Task goal: The answer must give back every line of the data exactly, with no pictures.

Dataset rows for apps and sites:

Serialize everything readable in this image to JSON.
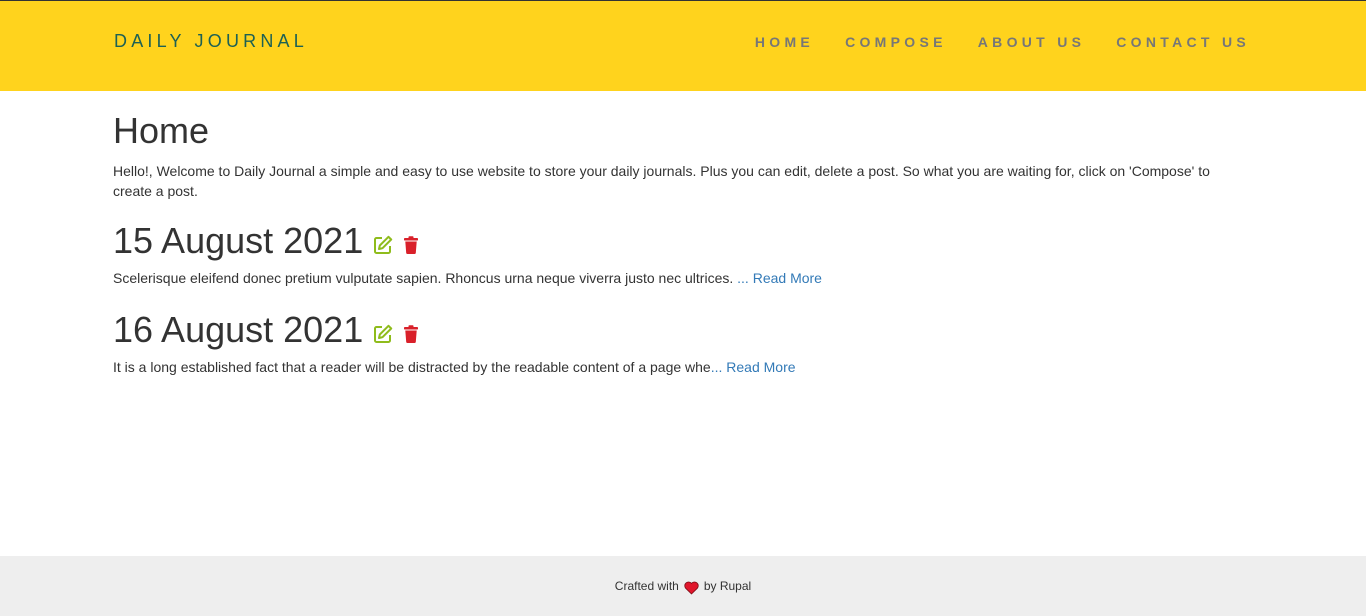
{
  "header": {
    "brand": "DAILY JOURNAL",
    "nav": [
      "HOME",
      "COMPOSE",
      "ABOUT US",
      "CONTACT US"
    ],
    "background": "#ffd31d",
    "brand_color": "#1d6154"
  },
  "main": {
    "title": "Home",
    "intro": "Hello!, Welcome to Daily Journal a simple and easy to use website to store your daily journals. Plus you can edit, delete a post. So what you are waiting for, click on 'Compose' to create a post.",
    "posts": [
      {
        "date": "15 August 2021",
        "excerpt": "Scelerisque eleifend donec pretium vulputate sapien. Rhoncus urna neque viverra justo nec ultrices. ",
        "link": "... Read More"
      },
      {
        "date": "16 August 2021",
        "excerpt": "It is a long established fact that a reader will be distracted by the readable content of a page whe",
        "link": "... Read More"
      }
    ],
    "edit_icon": "edit-icon",
    "delete_icon": "trash-icon",
    "edit_color": "#8fbc1c",
    "delete_color": "#d9202a"
  },
  "footer": {
    "prefix": "Crafted with",
    "suffix": "by Rupal",
    "icon": "heart-icon"
  }
}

Answer to the exercise:
Serialize everything readable in this image to JSON.
{
  "header": {
    "brand": "DAILY JOURNAL",
    "nav": [
      "HOME",
      "COMPOSE",
      "ABOUT US",
      "CONTACT US"
    ],
    "background": "#ffd31d",
    "brand_color": "#1d6154"
  },
  "main": {
    "title": "Home",
    "intro": "Hello!, Welcome to Daily Journal a simple and easy to use website to store your daily journals. Plus you can edit, delete a post. So what you are waiting for, click on 'Compose' to create a post.",
    "posts": [
      {
        "date": "15 August 2021",
        "excerpt": "Scelerisque eleifend donec pretium vulputate sapien. Rhoncus urna neque viverra justo nec ultrices. ",
        "link": "... Read More"
      },
      {
        "date": "16 August 2021",
        "excerpt": "It is a long established fact that a reader will be distracted by the readable content of a page whe",
        "link": "... Read More"
      }
    ],
    "edit_icon": "edit-icon",
    "delete_icon": "trash-icon",
    "edit_color": "#8fbc1c",
    "delete_color": "#d9202a"
  },
  "footer": {
    "prefix": "Crafted with",
    "suffix": "by Rupal",
    "icon": "heart-icon"
  }
}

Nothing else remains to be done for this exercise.